Because of very high production overhead costs, the situation was urgent and dire. Every hour of lost production was draining the firm of thousands of dollars. They had 2 lousy choices: Pay the ransom or call in a computer security/forensics team to attempt to isolate and solve the problem – which would take too much time and additional money.
A decision was made to pay the ransom – a hefty sum but low enough to make immediate payment for such an enterprise feasible. These criminals know what they’re doing. Fortunately for the manufacturer, the data was unlocked as the note promised. Oh, isn’t that nice of those cyber criminals? Pick an innocent target, transparently extort them, leave them injured, and get away with it! The company has since taken robust and costly preventive security measures.
Ransomware threats adapt and evolve.

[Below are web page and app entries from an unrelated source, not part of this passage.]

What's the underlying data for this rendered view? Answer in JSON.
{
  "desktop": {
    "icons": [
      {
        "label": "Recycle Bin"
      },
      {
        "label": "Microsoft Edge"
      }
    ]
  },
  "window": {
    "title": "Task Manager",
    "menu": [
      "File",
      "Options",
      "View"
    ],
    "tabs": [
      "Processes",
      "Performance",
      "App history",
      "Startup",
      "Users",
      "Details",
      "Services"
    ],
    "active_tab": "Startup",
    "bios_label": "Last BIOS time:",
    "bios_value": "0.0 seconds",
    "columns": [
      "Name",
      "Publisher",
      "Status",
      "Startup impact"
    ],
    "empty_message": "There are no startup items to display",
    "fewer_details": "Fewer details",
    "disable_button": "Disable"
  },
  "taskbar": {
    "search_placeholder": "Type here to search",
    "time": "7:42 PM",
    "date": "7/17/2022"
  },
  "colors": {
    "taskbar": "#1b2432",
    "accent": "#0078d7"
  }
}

The particular malware in this true story is called Cryptolocker, a type of ransomware which basically kidnaps your data and holds it for ransom. Cryptolocker posed a very high threat to businesses and individuals during 2014 and 2015. According to CNN-Money, the FBI, foreign law enforcement and private security companies collaborated to cut off communication between the Cryptolocker botnet and victims’ devices. Essentially they seized Cryptolocker’s servers and replaced them with their own benign ones. But that only stopped the virus’s delivery system.
Another form of ransomware – a copycat of Cryptolocker called CryptoWall has emerged and is wreaking similar havoc, but CryptoWall presents a unique and current threat. Unless detected and stopped prior to malicious encryption, your data could be lost forever. Its decryption key is separate from and untracked to its encryption key.

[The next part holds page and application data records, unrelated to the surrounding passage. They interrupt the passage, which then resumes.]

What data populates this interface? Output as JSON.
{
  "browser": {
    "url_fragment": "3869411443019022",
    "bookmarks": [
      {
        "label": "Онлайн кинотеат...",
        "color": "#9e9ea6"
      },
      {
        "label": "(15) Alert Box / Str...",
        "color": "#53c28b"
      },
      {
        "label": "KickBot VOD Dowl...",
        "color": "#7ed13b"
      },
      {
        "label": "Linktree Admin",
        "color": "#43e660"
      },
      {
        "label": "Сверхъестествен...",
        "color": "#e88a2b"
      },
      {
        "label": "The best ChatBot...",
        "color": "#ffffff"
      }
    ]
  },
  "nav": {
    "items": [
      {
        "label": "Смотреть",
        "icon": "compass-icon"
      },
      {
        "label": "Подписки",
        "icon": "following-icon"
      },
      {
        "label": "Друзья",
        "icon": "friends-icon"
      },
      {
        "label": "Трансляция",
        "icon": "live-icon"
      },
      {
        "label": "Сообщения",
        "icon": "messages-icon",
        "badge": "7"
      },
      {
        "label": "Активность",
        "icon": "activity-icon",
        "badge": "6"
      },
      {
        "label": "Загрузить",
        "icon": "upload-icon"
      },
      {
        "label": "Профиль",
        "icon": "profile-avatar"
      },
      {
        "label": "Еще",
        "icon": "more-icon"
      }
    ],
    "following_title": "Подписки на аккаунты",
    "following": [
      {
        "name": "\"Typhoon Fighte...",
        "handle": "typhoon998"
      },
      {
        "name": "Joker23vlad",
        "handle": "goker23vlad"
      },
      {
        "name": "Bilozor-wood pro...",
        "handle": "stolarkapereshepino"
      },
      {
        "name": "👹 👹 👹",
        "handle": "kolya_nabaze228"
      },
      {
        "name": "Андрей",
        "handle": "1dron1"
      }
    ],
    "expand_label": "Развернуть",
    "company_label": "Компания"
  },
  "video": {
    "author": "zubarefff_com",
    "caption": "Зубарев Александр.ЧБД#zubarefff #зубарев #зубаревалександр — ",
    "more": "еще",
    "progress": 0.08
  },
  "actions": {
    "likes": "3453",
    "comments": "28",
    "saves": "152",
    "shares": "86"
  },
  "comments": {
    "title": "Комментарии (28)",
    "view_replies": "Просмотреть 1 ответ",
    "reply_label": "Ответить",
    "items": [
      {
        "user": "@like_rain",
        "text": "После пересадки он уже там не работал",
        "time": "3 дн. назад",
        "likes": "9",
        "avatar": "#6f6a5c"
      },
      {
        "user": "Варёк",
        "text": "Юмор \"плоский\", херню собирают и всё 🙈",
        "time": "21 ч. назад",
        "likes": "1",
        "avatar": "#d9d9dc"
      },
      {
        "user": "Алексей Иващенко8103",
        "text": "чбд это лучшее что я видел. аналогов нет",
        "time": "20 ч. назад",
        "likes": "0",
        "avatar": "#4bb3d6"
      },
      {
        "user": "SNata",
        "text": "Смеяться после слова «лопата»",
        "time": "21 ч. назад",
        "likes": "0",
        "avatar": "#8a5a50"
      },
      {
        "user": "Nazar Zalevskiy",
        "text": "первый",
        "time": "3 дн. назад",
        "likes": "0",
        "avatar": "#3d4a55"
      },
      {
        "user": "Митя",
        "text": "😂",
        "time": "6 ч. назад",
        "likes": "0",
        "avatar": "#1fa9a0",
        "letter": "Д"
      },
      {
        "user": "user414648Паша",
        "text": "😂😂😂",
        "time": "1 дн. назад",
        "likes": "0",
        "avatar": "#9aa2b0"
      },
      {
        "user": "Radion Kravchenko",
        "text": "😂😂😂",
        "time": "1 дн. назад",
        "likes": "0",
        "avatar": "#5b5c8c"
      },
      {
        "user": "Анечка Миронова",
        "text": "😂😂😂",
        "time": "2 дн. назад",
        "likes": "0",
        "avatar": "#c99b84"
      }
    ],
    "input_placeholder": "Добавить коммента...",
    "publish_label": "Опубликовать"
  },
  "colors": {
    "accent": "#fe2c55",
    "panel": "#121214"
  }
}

CryptoWall spreads mainly through phishing scams and spam campaigns that tempt users to click an infected link or open an e-mail attachment. The CrytptoWall cyber-criminals seem to be rather marketing savvy as they’ve also included code in website ads to increase the virus’s distribution. It even uses localized messages to target its victims. Once access to your network is gained, you’re in for a major hassle or worse.

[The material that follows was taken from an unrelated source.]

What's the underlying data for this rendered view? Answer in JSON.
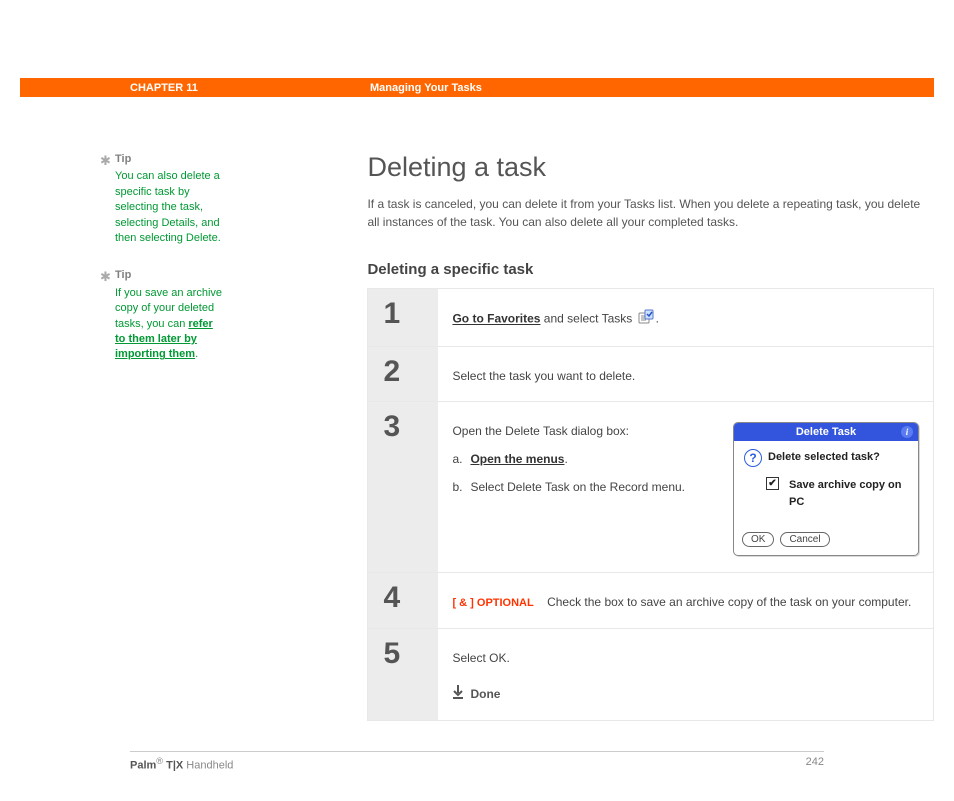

Protect your data from ransomware!
Sophisticated malware such as CryptoWall have the advantage of advanced infrastructures that can resist counterattacks. These criminals are using multiple servers and setting up layers of defenses that significantly delay take-down efforts by the “good guys,” so your first protection is a good defense.
How do you defend your business against CryptoWall and other ransomware? Fortunately you can take preventive measures which include malware awareness and prevention techniques. Heimdal Security, a global data protection firm, suggests several common sense steps you can take to prevent CryptoWall from infecting your computer and network:
- Never access links in e-mails from people you don’t know and do not click links in e-mails from unknown e-mail addresses. This is the primary CryptoWall entry point.
- Back up your important data and keep the backup in a different location from your actual operating system. If your OS is infected with CryptoWall, you will not be able to access the backup.
- Make sure your security solution detects and blocks CryptoWall. Ask your security specialist specifically about this.
- Adjust your browser security settings for higher malware protection levels online.
- Keep your Windows operating system and your vulnerable software up-to-date with the latest security patches.
- Keep your anti-virus and anti-malware software up to date.
These are just some of the basics of ransomware protection. If it’s too late and your network has been infected by CryptoWall, your best bet may be to hire a computer forensics specialist to isolate and remove the virus as well as decrypt your files. Most official authorities advise that you do not pay the ransom because it only encourages more of the same crime, increasing security threats and costs to everyone.
New England Document Solutions can provide your organization with a solid backup solution for all of your important data and documents, even in the event of a ransomware attack. Our ImageSilo cloud-based enterprise content management (ECM) system keeps your data backed up offsite in triple redundancy. Your files are safe and accessible on demand in the cloud. You can enhance your security, gain instant access to data, and simplify your recovery if your system is ever hacked.
Do you have questions or concerns about CryptoWall and other malware? We’re always here to help and welcome your inquiries.